▶ [Material for this exercise]

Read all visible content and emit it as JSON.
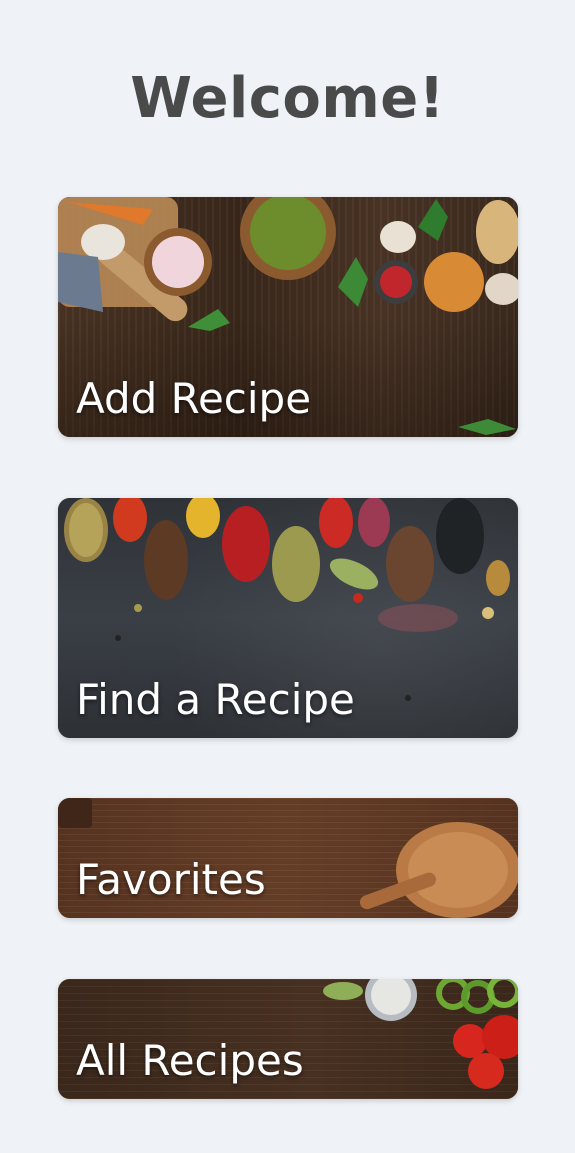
{
  "header": {
    "title": "Welcome!"
  },
  "cards": [
    {
      "label": "Add Recipe",
      "image": "wooden-board-ingredients"
    },
    {
      "label": "Find a Recipe",
      "image": "spices-on-slate"
    },
    {
      "label": "Favorites",
      "image": "wooden-spoon-on-wood"
    },
    {
      "label": "All Recipes",
      "image": "vegetables-on-wood"
    }
  ],
  "colors": {
    "background": "#eff2f6",
    "title_text": "#4a4a4a",
    "card_label": "#ffffff"
  }
}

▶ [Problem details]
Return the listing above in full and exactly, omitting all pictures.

▶ [Your solution]
Read all visible content and emit it as JSON.
{
  "header": {
    "title": "Welcome!"
  },
  "cards": [
    {
      "label": "Add Recipe",
      "image": "wooden-board-ingredients"
    },
    {
      "label": "Find a Recipe",
      "image": "spices-on-slate"
    },
    {
      "label": "Favorites",
      "image": "wooden-spoon-on-wood"
    },
    {
      "label": "All Recipes",
      "image": "vegetables-on-wood"
    }
  ],
  "colors": {
    "background": "#eff2f6",
    "title_text": "#4a4a4a",
    "card_label": "#ffffff"
  }
}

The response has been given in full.